─── DATA SUPPLIED
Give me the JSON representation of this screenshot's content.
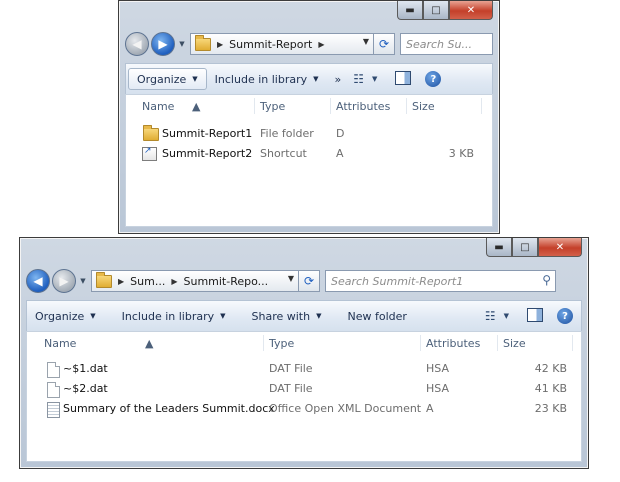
{
  "window1": {
    "caption": {
      "min": "▬",
      "max": "□",
      "close": "✕"
    },
    "address": {
      "breadcrumb": "Summit-Report",
      "separator": "▶",
      "dropdown": "▼"
    },
    "search_placeholder": "Search Su...",
    "toolbar": {
      "organize": "Organize",
      "include_in_library": "Include in library",
      "more": "»"
    },
    "columns": {
      "name": "Name",
      "type": "Type",
      "attributes": "Attributes",
      "size": "Size"
    },
    "files": [
      {
        "name": "Summit-Report1",
        "type": "File folder",
        "attributes": "D",
        "size": "",
        "icon": "folder-icon"
      },
      {
        "name": "Summit-Report2",
        "type": "Shortcut",
        "attributes": "A",
        "size": "3 KB",
        "icon": "shortcut-icon"
      }
    ]
  },
  "window2": {
    "caption": {
      "min": "▬",
      "max": "□",
      "close": "✕"
    },
    "address": {
      "crumb1": "Sum...",
      "crumb2": "Summit-Repo...",
      "separator": "▶",
      "dropdown": "▼"
    },
    "search_placeholder": "Search Summit-Report1",
    "toolbar": {
      "organize": "Organize",
      "include_in_library": "Include in library",
      "share_with": "Share with",
      "new_folder": "New folder"
    },
    "columns": {
      "name": "Name",
      "type": "Type",
      "attributes": "Attributes",
      "size": "Size"
    },
    "files": [
      {
        "name": "~$1.dat",
        "type": "DAT File",
        "attributes": "HSA",
        "size": "42 KB",
        "icon": "file-icon"
      },
      {
        "name": "~$2.dat",
        "type": "DAT File",
        "attributes": "HSA",
        "size": "41 KB",
        "icon": "file-icon"
      },
      {
        "name": "Summary of the Leaders Summit.docx",
        "type": "Office Open XML Document",
        "attributes": "A",
        "size": "23 KB",
        "icon": "doc-icon"
      }
    ]
  },
  "glyphs": {
    "back": "◀",
    "forward": "▶",
    "refresh": "⟳",
    "search": "⚲",
    "views": "☷",
    "dropdown": "▼",
    "help": "?"
  }
}
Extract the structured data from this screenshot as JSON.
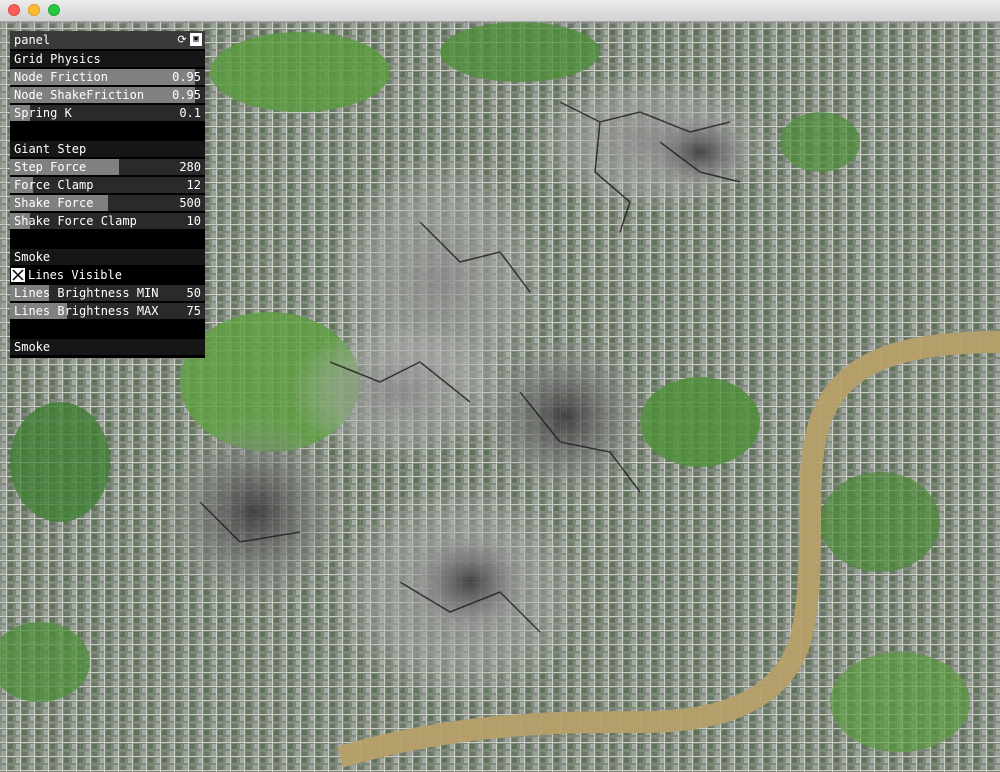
{
  "panel": {
    "title": "panel",
    "groups": [
      {
        "title": "Grid Physics",
        "controls": [
          {
            "label": "Node Friction",
            "value": "0.95",
            "level": 0.95
          },
          {
            "label": "Node ShakeFriction",
            "value": "0.95",
            "level": 0.95
          },
          {
            "label": "Spring K",
            "value": "0.1",
            "level": 0.1
          }
        ]
      },
      {
        "title": "Giant Step",
        "controls": [
          {
            "label": "Step Force",
            "value": "280",
            "level": 0.56
          },
          {
            "label": "Force Clamp",
            "value": "12",
            "level": 0.12
          },
          {
            "label": "Shake Force",
            "value": "500",
            "level": 0.5
          },
          {
            "label": "Shake Force Clamp",
            "value": "10",
            "level": 0.1
          }
        ]
      },
      {
        "title": "Smoke",
        "toggle": {
          "label": "Lines Visible",
          "checked": true
        },
        "controls": [
          {
            "label": "Lines Brightness MIN",
            "value": "50",
            "level": 0.2
          },
          {
            "label": "Lines Brightness MAX",
            "value": "75",
            "level": 0.29
          }
        ]
      },
      {
        "title": "Smoke",
        "controls": []
      }
    ]
  },
  "icons": {
    "reload": "reload-icon",
    "save": "save-icon",
    "close": "close-button",
    "minimize": "minimize-button",
    "zoom": "zoom-button"
  },
  "colors": {
    "panel_bg": "#000000",
    "slider_fill": "#808080",
    "river": "#b49e6a",
    "park": "#4e8f3a",
    "urban": "#8a9088"
  }
}
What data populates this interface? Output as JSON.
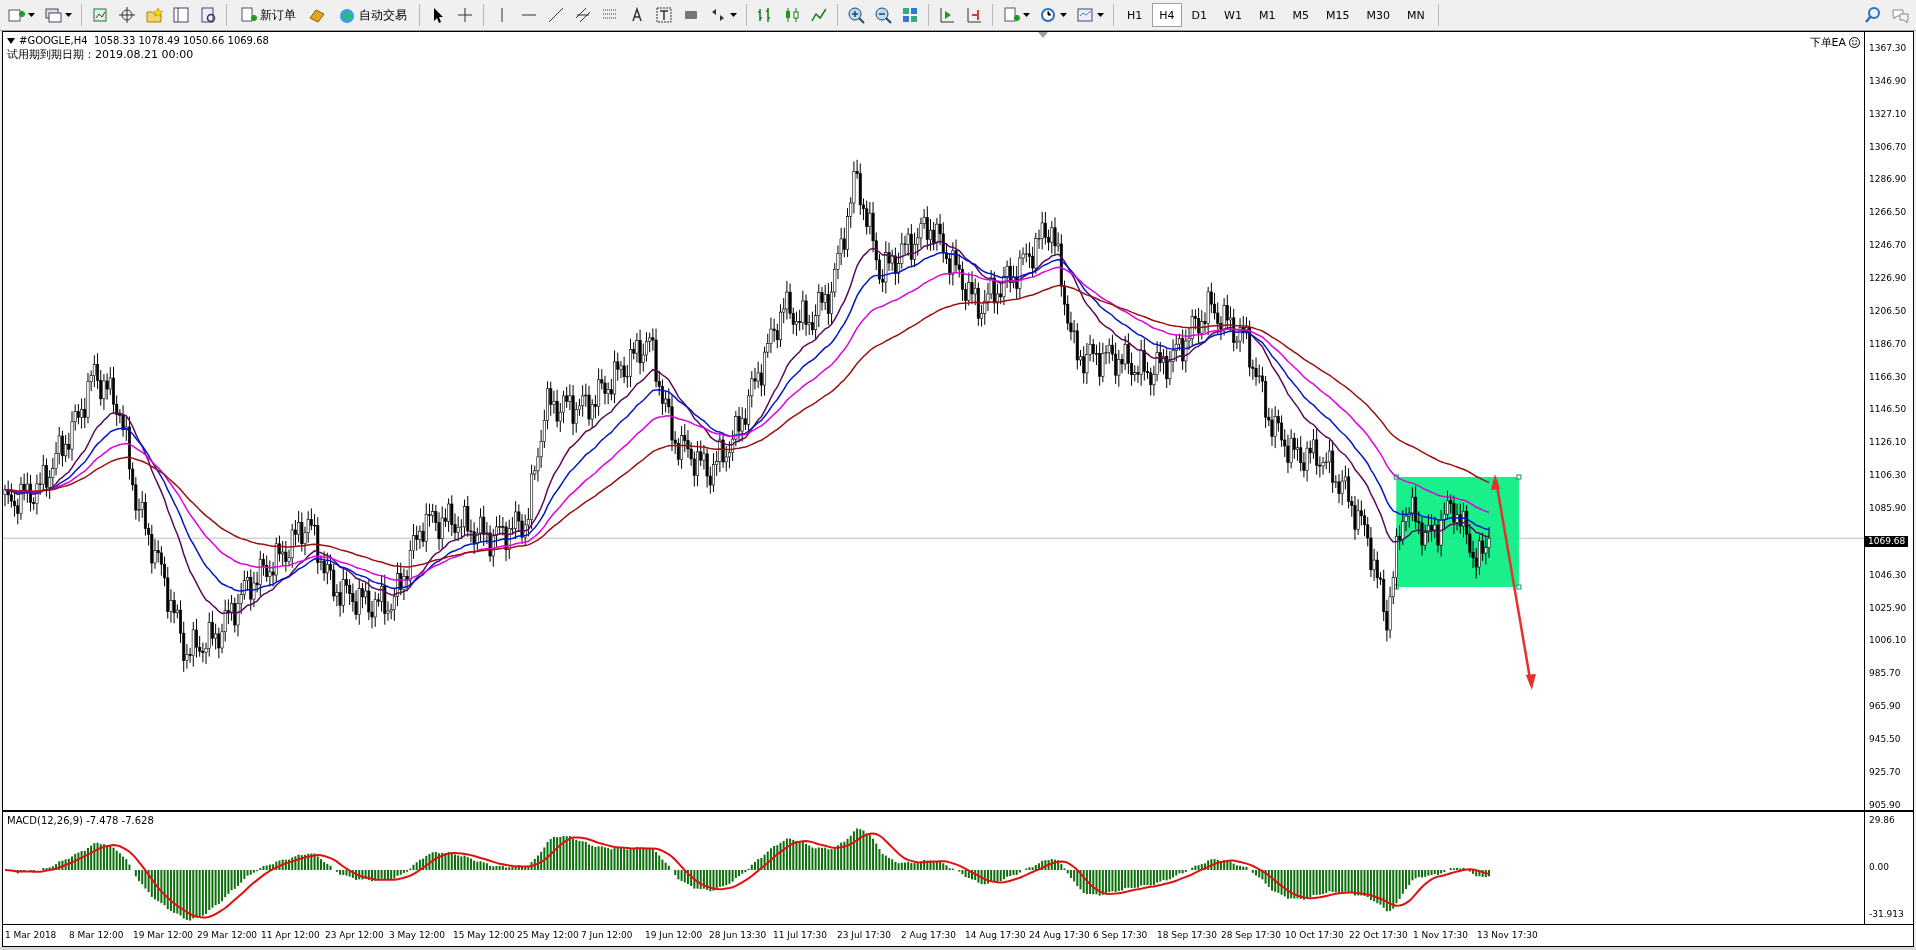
{
  "toolbar": {
    "new_order_button": {
      "label": "新订单"
    },
    "auto_trading_button": {
      "label": "自动交易"
    },
    "timeframes": [
      {
        "label": "H1",
        "selected": false
      },
      {
        "label": "H4",
        "selected": true
      },
      {
        "label": "D1",
        "selected": false
      },
      {
        "label": "W1",
        "selected": false
      },
      {
        "label": "M1",
        "selected": false
      },
      {
        "label": "M5",
        "selected": false
      },
      {
        "label": "M15",
        "selected": false
      },
      {
        "label": "M30",
        "selected": false
      },
      {
        "label": "MN",
        "selected": false
      }
    ]
  },
  "chart": {
    "symbol_info": "#GOOGLE,H4  1058.33 1078.49 1050.66 1069.68",
    "trial_note": "试用期到期日期：2019.08.21 00:00",
    "ea_label": "下单EA",
    "price_axis": [
      "1367.30",
      "1346.90",
      "1327.10",
      "1306.70",
      "1286.90",
      "1266.50",
      "1246.70",
      "1226.90",
      "1206.50",
      "1186.70",
      "1166.30",
      "1146.50",
      "1126.10",
      "1106.30",
      "1085.90",
      "1046.30",
      "1025.90",
      "1006.10",
      "985.70",
      "965.90",
      "945.50",
      "925.70",
      "905.90"
    ],
    "current_price": "1069.68"
  },
  "macd": {
    "label": "MACD(12,26,9) -7.478 -7.628",
    "axis": [
      "29.86",
      "0.00",
      "-31.913"
    ]
  },
  "time_axis": [
    "1 Mar 2018",
    "8 Mar 12:00",
    "19 Mar 12:00",
    "29 Mar 12:00",
    "11 Apr 12:00",
    "23 Apr 12:00",
    "3 May 12:00",
    "15 May 12:00",
    "25 May 12:00",
    "7 Jun 12:00",
    "19 Jun 12:00",
    "28 Jun 13:30",
    "11 Jul 17:30",
    "23 Jul 17:30",
    "2 Aug 17:30",
    "14 Aug 17:30",
    "24 Aug 17:30",
    "6 Sep 17:30",
    "18 Sep 17:30",
    "28 Sep 17:30",
    "10 Oct 17:30",
    "22 Oct 17:30",
    "1 Nov 17:30",
    "13 Nov 17:30"
  ]
}
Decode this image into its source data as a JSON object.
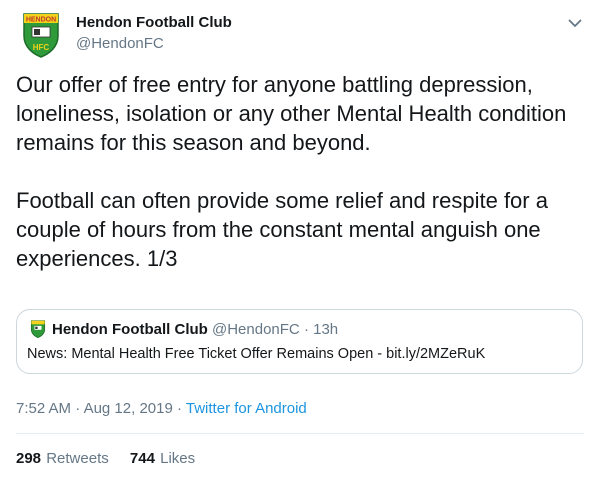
{
  "author": {
    "name": "Hendon Football Club",
    "handle": "@HendonFC",
    "crest_text": "HENDON",
    "crest_letters": "HFC"
  },
  "tweet": {
    "paragraphs": [
      "Our offer of free entry for anyone battling depression, loneliness, isolation or any other Mental Health condition remains for this season and beyond.",
      "Football can often provide some relief and respite for a couple of hours from the constant mental anguish one experiences. 1/3"
    ]
  },
  "quote": {
    "name": "Hendon Football Club",
    "handle": "@HendonFC",
    "separator": "·",
    "time": "13h",
    "text": "News: Mental Health Free Ticket Offer Remains Open - bit.ly/2MZeRuK"
  },
  "meta": {
    "time": "7:52 AM",
    "date": "Aug 12, 2019",
    "separator": "·",
    "source": "Twitter for Android"
  },
  "stats": {
    "retweets_count": "298",
    "retweets_label": "Retweets",
    "likes_count": "744",
    "likes_label": "Likes"
  },
  "colors": {
    "text": "#14171a",
    "secondary": "#657786",
    "link": "#1b95e0",
    "border": "#ccd6dd",
    "crest_green": "#2e9a3a",
    "crest_yellow": "#f2d21a"
  },
  "icons": {
    "caret": "chevron-down-icon",
    "avatar": "club-crest-icon"
  }
}
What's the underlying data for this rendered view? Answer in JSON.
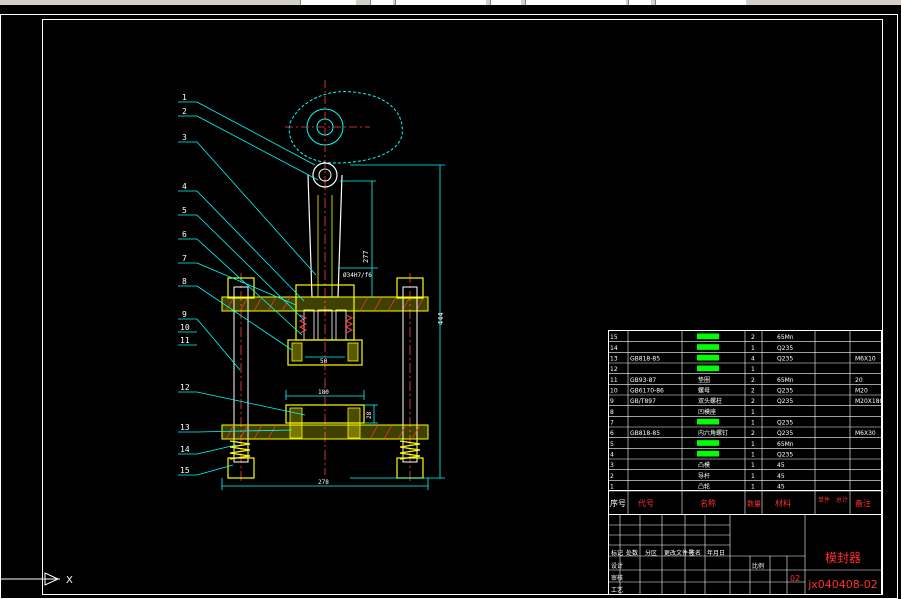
{
  "app": {
    "toolbar_fields": [
      "",
      "",
      "",
      "",
      ""
    ]
  },
  "colors": {
    "background": "#000000",
    "border": "#ffffff",
    "part_yellow": "#ffff00",
    "leader_cyan": "#00ffff",
    "centerline_red": "#ff0000",
    "title_green": "#00ff00",
    "title_red": "#ff3030"
  },
  "drawing": {
    "leader_numbers": [
      "1",
      "2",
      "3",
      "4",
      "5",
      "6",
      "7",
      "8",
      "9",
      "10",
      "11",
      "12",
      "13",
      "14",
      "15"
    ],
    "dims": {
      "overall_height": "444",
      "upper_height": "277",
      "neck_label": "Ø34H7/f6",
      "inner_width": "50",
      "table_width": "180",
      "table_height": "28",
      "base_width": "278"
    }
  },
  "bom": {
    "rows": [
      {
        "no": "15",
        "code": "",
        "name": "",
        "qty": "2",
        "material": "65Mn",
        "note": ""
      },
      {
        "no": "14",
        "code": "",
        "name": "",
        "qty": "1",
        "material": "Q235",
        "note": ""
      },
      {
        "no": "13",
        "code": "GB818-85",
        "name": "",
        "qty": "4",
        "material": "Q235",
        "note": "M6X10"
      },
      {
        "no": "12",
        "code": "",
        "name": "",
        "qty": "1",
        "material": "",
        "note": ""
      },
      {
        "no": "11",
        "code": "GB93-87",
        "name": "垫圈",
        "qty": "2",
        "material": "65Mn",
        "note": "20"
      },
      {
        "no": "10",
        "code": "GB6170-86",
        "name": "螺母",
        "qty": "2",
        "material": "Q235",
        "note": "M20"
      },
      {
        "no": "9",
        "code": "GB/T897",
        "name": "双头螺柱",
        "qty": "2",
        "material": "Q235",
        "note": "M20X180"
      },
      {
        "no": "8",
        "code": "",
        "name": "凹模座",
        "qty": "1",
        "material": "",
        "note": ""
      },
      {
        "no": "7",
        "code": "",
        "name": "",
        "qty": "1",
        "material": "Q235",
        "note": ""
      },
      {
        "no": "6",
        "code": "GB818-85",
        "name": "内六角螺钉",
        "qty": "2",
        "material": "Q235",
        "note": "M6X30"
      },
      {
        "no": "5",
        "code": "",
        "name": "",
        "qty": "1",
        "material": "65Mn",
        "note": ""
      },
      {
        "no": "4",
        "code": "",
        "name": "",
        "qty": "1",
        "material": "Q235",
        "note": ""
      },
      {
        "no": "3",
        "code": "",
        "name": "凸模",
        "qty": "1",
        "material": "45",
        "note": ""
      },
      {
        "no": "2",
        "code": "",
        "name": "导杆",
        "qty": "1",
        "material": "45",
        "note": ""
      },
      {
        "no": "1",
        "code": "",
        "name": "凸轮",
        "qty": "1",
        "material": "45",
        "note": ""
      }
    ],
    "header": {
      "no": "序号",
      "code": "代号",
      "name": "名称",
      "qty": "数量",
      "material": "材料",
      "unit": "单件",
      "total": "总计",
      "note": "备注"
    }
  },
  "title_block": {
    "title": "模封器",
    "drawing_no": "jx040408-02",
    "scale_label": "比例",
    "revision_marks": [
      "标记",
      "处数",
      "分区",
      "更改文件号",
      "签名",
      "年月日"
    ],
    "role_labels": [
      "设计",
      "审核",
      "工艺"
    ],
    "sheet": "02"
  },
  "ucs": {
    "label": "X"
  }
}
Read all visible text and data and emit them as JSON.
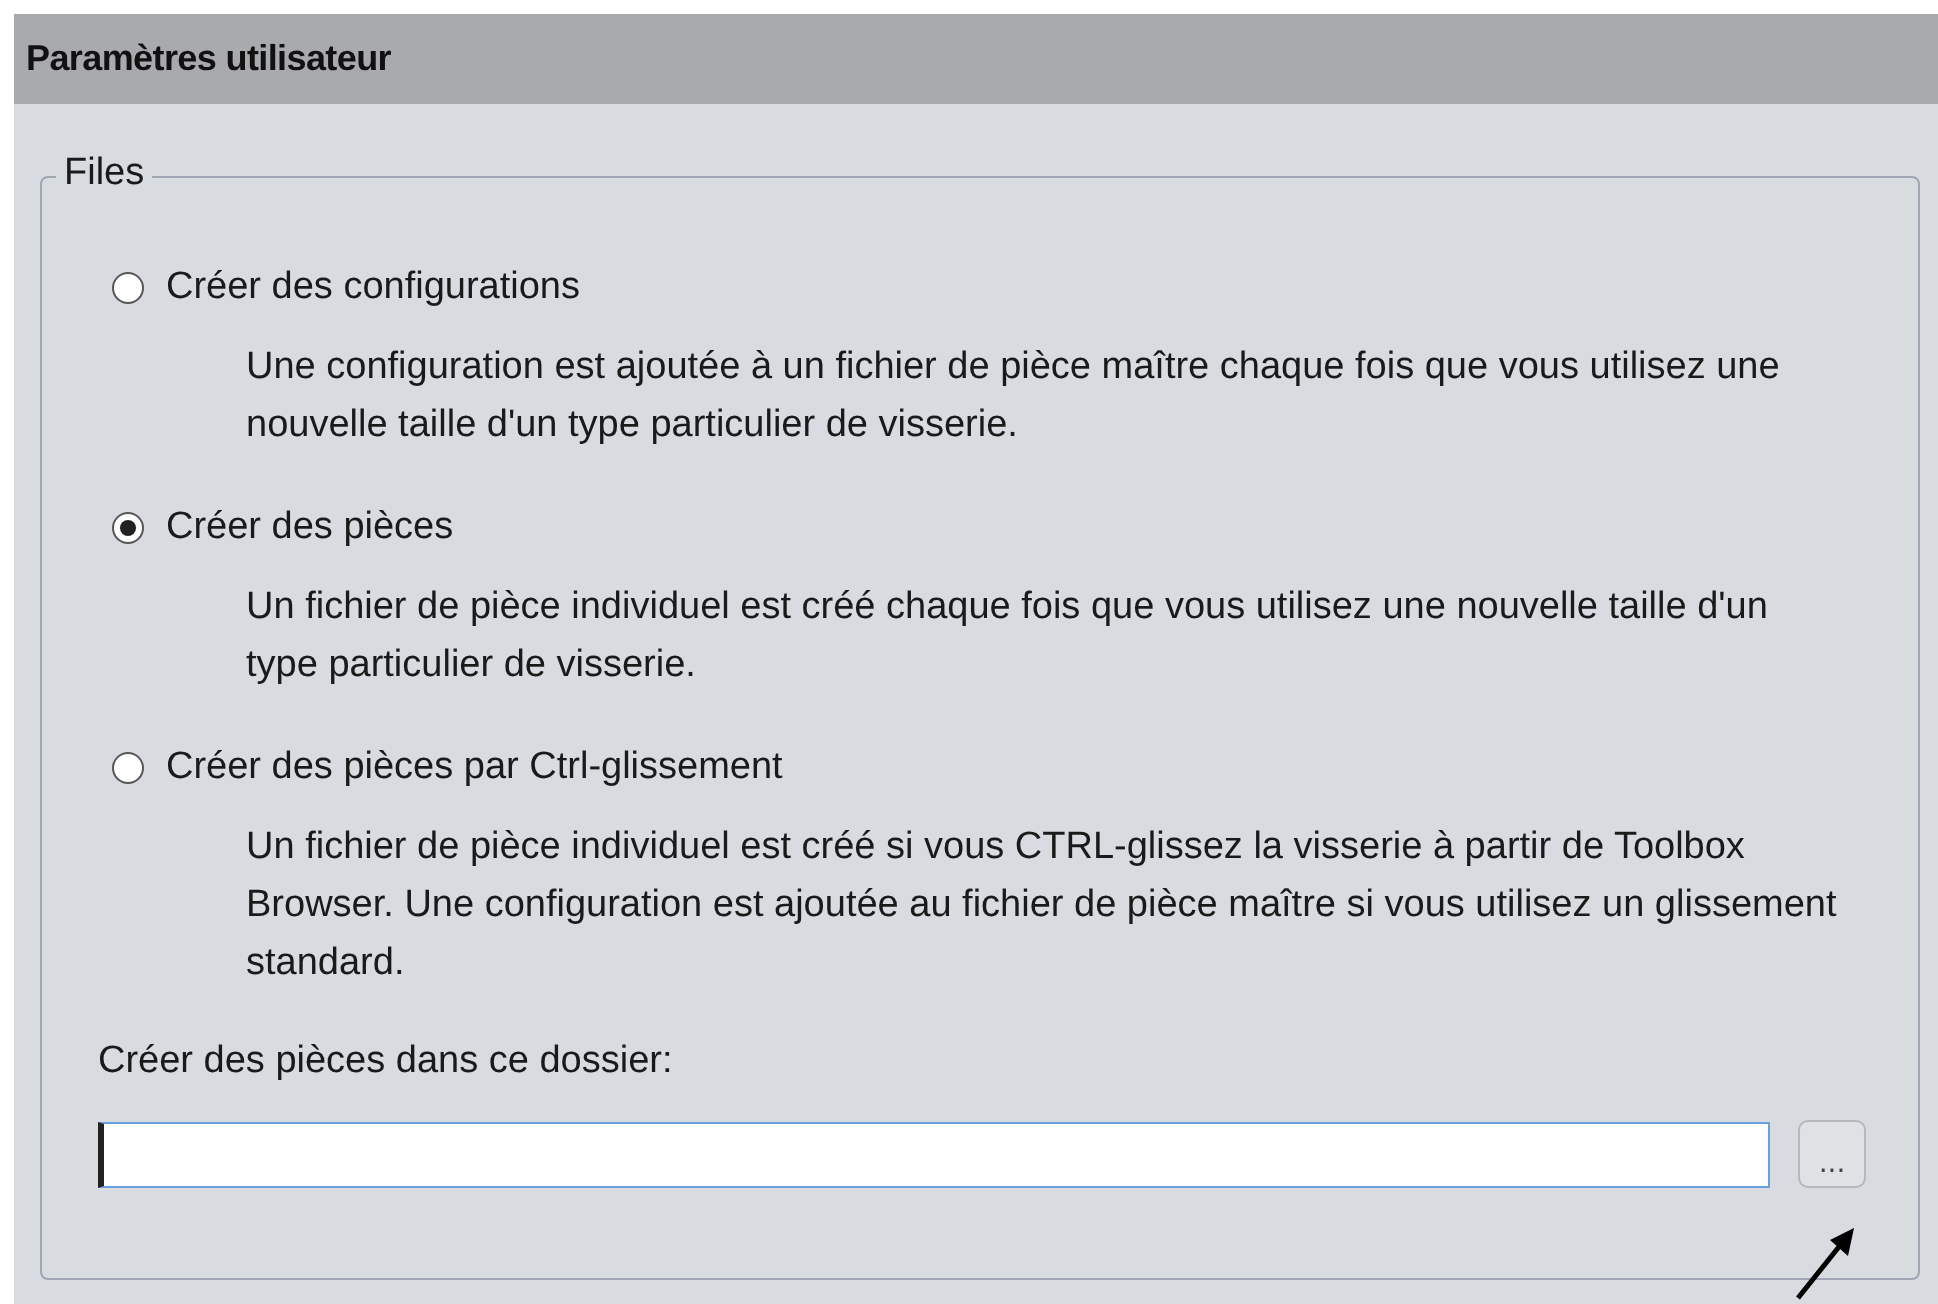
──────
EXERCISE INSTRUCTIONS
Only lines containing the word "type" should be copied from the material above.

RESULT
      "type": "Type",
        "type": "File folder",
        "type": "Shortcut",
      "type": "Type",
        "type": "DAT File",
        "type": "DAT File",
        "type": "Office Open XML Document",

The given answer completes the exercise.